Though weather varies widely across the planet, of course, the traditional meaning of May Day in Europe was “the beginning of Summer”. Thus, the summer solstice was termed “Midsummer”, et cetera. Here in the U.S. the unofficial beginning of summer is a little later, with the passage of Memorial Day at the end of May.
Here in the Mediterranean climate of coastal northern California, our hills are now turning from green to gold as the grasses go to seed and turn tawny. It is the signal that summer has truly arrived, and we have days to match: 70s and low 80s, not quite hot enough yet to provoke the fog cycle which will soon draw moist air in from over the ocean and blanket us with fog during the morning, burning off to sunshine in the afternoon.
Summer is a time with many meanings, most of them pedestrian: it is vacationing time and barbecuing time and the summer break in children’s schooling. In many places, it is the season of stifling heat and or swarming insects as cold-blooded invertebrates take advantage of the heat to complete their life cycles. We’re lucky here; we have some days in the 100s, but they cool off at night, and mostly it’s a pleasant, shirtsleeve-weather kind of time.
For those who grow our food, however, it is a time of hard work. Sowing is done, but stewarding the crops until they are ready for harvest is an ongoing effort, and those raising animals must keep them adequately cooled and watered. It is no surprise that people all over the world greet the season of harvest with feasts and parties: for all the hard work of bringing in the harvests, the wealth of delicious food that results is grounds for celebration.
It bears saying, of course, that south of the equator we are approaching the darkest and coldest time of the year, as well. There, the holy Sun is missed, longed for, and its return avidly awaited. There, it is nearly Yule.
While we in our Atheopagan practices celebrate the summer season with Midsummer, for many of us summer is already here. The Season of the Sacred Sun is upon us.
Whose warm love flows across the land each day
Stirring Life, the world’s magic, arms yearning up,
Turning each green leaf to follow.
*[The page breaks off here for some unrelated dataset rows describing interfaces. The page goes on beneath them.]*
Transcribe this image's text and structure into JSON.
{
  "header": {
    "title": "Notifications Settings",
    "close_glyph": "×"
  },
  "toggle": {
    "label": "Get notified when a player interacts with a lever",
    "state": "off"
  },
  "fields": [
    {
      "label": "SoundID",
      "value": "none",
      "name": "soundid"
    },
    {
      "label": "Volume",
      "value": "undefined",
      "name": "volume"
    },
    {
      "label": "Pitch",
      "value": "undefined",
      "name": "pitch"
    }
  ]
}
Whose generous balm
Upon the skin is love’s touch, ahhhhhh heated fingers soothing,
Whose roar boils water from ocean to sky
Drawing sweet from salt, becoming rain, snow, river, lake;
Whose fervid beat upon us may be deadly, and yet
Contemplating cold stars how we miss it, the Golden One, quotidian center
Of our days, steady companion, sower of treasures great and small:
Light-bringer, Life-quickener, dazzling, unbearably bright,
Hail, oh hail the magnificent Sun!